[BRIEF]:
Word for word, copy out every line of the records, omitting each picture.

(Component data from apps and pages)

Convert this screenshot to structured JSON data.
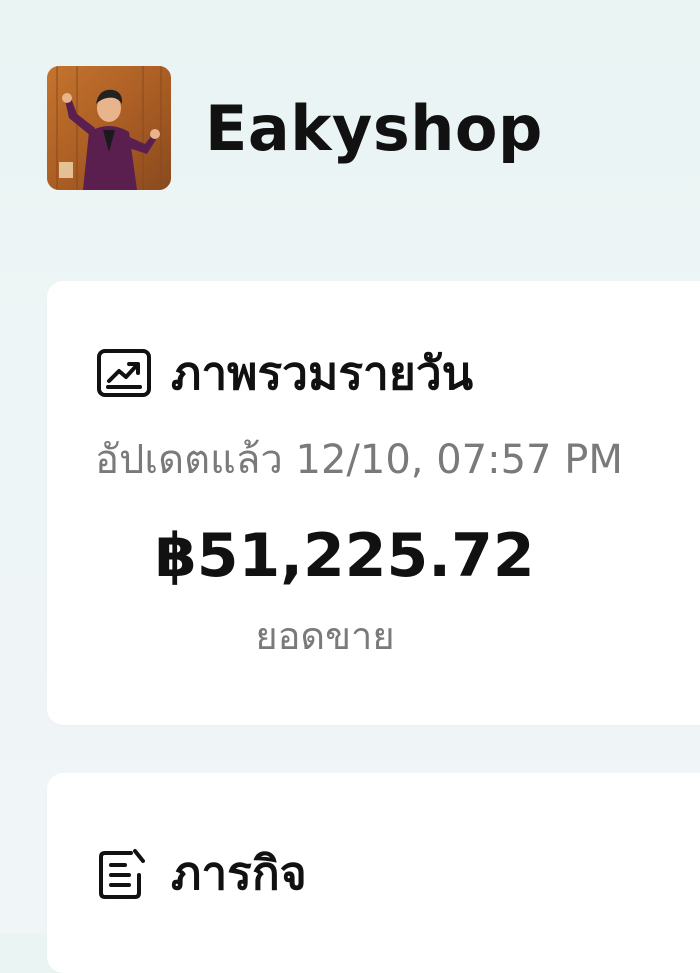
{
  "shop": {
    "name": "Eakyshop",
    "avatar_icon": "profile-photo"
  },
  "overview": {
    "icon": "trend-chart-icon",
    "title": "ภาพรวมรายวัน",
    "updated": "อัปเดตแล้ว 12/10, 07:57 PM",
    "sales_amount": "฿51,225.72",
    "sales_label": "ยอดขาย"
  },
  "tasks": {
    "icon": "checklist-icon",
    "title": "ภารกิจ"
  },
  "colors": {
    "background": "#eaf4f3",
    "card": "#ffffff",
    "text_primary": "#111111",
    "text_secondary": "#7a7a7a"
  }
}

[RESPONSE TO THIS EXERCISE]:
Convert this screenshot to structured JSON data.
{
  "shop": {
    "name": "Eakyshop",
    "avatar_icon": "profile-photo"
  },
  "overview": {
    "icon": "trend-chart-icon",
    "title": "ภาพรวมรายวัน",
    "updated": "อัปเดตแล้ว 12/10, 07:57 PM",
    "sales_amount": "฿51,225.72",
    "sales_label": "ยอดขาย"
  },
  "tasks": {
    "icon": "checklist-icon",
    "title": "ภารกิจ"
  },
  "colors": {
    "background": "#eaf4f3",
    "card": "#ffffff",
    "text_primary": "#111111",
    "text_secondary": "#7a7a7a"
  }
}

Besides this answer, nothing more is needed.